[Web page and app entries]
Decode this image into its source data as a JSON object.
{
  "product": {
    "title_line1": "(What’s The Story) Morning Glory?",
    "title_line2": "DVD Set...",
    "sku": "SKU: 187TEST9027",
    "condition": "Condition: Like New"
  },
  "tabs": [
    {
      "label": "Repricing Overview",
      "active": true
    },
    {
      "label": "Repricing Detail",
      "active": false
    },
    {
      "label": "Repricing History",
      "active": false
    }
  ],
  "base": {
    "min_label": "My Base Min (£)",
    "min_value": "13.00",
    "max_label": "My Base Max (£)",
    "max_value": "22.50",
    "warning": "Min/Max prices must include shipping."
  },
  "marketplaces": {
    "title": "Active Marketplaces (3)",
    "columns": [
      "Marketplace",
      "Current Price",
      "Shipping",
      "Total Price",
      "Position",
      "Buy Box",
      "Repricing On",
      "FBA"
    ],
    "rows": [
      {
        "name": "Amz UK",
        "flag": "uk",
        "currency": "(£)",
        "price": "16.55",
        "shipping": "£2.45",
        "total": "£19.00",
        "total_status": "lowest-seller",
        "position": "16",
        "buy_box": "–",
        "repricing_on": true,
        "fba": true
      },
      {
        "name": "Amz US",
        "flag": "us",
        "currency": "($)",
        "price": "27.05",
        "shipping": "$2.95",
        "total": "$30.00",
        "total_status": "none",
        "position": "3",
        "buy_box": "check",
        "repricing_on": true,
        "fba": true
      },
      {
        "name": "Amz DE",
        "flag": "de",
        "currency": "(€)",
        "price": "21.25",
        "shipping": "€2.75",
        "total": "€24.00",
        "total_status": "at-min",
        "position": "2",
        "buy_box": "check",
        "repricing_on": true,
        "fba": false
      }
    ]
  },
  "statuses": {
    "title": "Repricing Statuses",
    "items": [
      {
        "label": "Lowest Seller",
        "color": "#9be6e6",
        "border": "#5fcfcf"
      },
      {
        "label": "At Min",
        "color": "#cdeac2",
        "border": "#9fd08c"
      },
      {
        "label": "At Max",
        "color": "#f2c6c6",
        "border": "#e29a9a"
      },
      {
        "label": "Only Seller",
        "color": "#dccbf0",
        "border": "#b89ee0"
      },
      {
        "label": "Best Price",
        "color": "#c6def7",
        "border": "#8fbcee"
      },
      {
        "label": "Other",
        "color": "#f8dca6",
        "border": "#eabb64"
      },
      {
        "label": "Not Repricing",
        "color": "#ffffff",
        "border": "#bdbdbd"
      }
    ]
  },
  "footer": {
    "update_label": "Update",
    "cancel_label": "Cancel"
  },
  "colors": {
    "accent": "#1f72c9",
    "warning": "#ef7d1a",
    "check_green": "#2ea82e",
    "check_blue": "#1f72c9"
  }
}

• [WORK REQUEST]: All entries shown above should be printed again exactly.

• [EXERCISE RESPONSE]:
Decode this image into its source data as a JSON object.
{
  "product": {
    "title_line1": "(What’s The Story) Morning Glory?",
    "title_line2": "DVD Set...",
    "sku": "SKU: 187TEST9027",
    "condition": "Condition: Like New"
  },
  "tabs": [
    {
      "label": "Repricing Overview",
      "active": true
    },
    {
      "label": "Repricing Detail",
      "active": false
    },
    {
      "label": "Repricing History",
      "active": false
    }
  ],
  "base": {
    "min_label": "My Base Min (£)",
    "min_value": "13.00",
    "max_label": "My Base Max (£)",
    "max_value": "22.50",
    "warning": "Min/Max prices must include shipping."
  },
  "marketplaces": {
    "title": "Active Marketplaces (3)",
    "columns": [
      "Marketplace",
      "Current Price",
      "Shipping",
      "Total Price",
      "Position",
      "Buy Box",
      "Repricing On",
      "FBA"
    ],
    "rows": [
      {
        "name": "Amz UK",
        "flag": "uk",
        "currency": "(£)",
        "price": "16.55",
        "shipping": "£2.45",
        "total": "£19.00",
        "total_status": "lowest-seller",
        "position": "16",
        "buy_box": "–",
        "repricing_on": true,
        "fba": true
      },
      {
        "name": "Amz US",
        "flag": "us",
        "currency": "($)",
        "price": "27.05",
        "shipping": "$2.95",
        "total": "$30.00",
        "total_status": "none",
        "position": "3",
        "buy_box": "check",
        "repricing_on": true,
        "fba": true
      },
      {
        "name": "Amz DE",
        "flag": "de",
        "currency": "(€)",
        "price": "21.25",
        "shipping": "€2.75",
        "total": "€24.00",
        "total_status": "at-min",
        "position": "2",
        "buy_box": "check",
        "repricing_on": true,
        "fba": false
      }
    ]
  },
  "statuses": {
    "title": "Repricing Statuses",
    "items": [
      {
        "label": "Lowest Seller",
        "color": "#9be6e6",
        "border": "#5fcfcf"
      },
      {
        "label": "At Min",
        "color": "#cdeac2",
        "border": "#9fd08c"
      },
      {
        "label": "At Max",
        "color": "#f2c6c6",
        "border": "#e29a9a"
      },
      {
        "label": "Only Seller",
        "color": "#dccbf0",
        "border": "#b89ee0"
      },
      {
        "label": "Best Price",
        "color": "#c6def7",
        "border": "#8fbcee"
      },
      {
        "label": "Other",
        "color": "#f8dca6",
        "border": "#eabb64"
      },
      {
        "label": "Not Repricing",
        "color": "#ffffff",
        "border": "#bdbdbd"
      }
    ]
  },
  "footer": {
    "update_label": "Update",
    "cancel_label": "Cancel"
  },
  "colors": {
    "accent": "#1f72c9",
    "warning": "#ef7d1a",
    "check_green": "#2ea82e",
    "check_blue": "#1f72c9"
  }
}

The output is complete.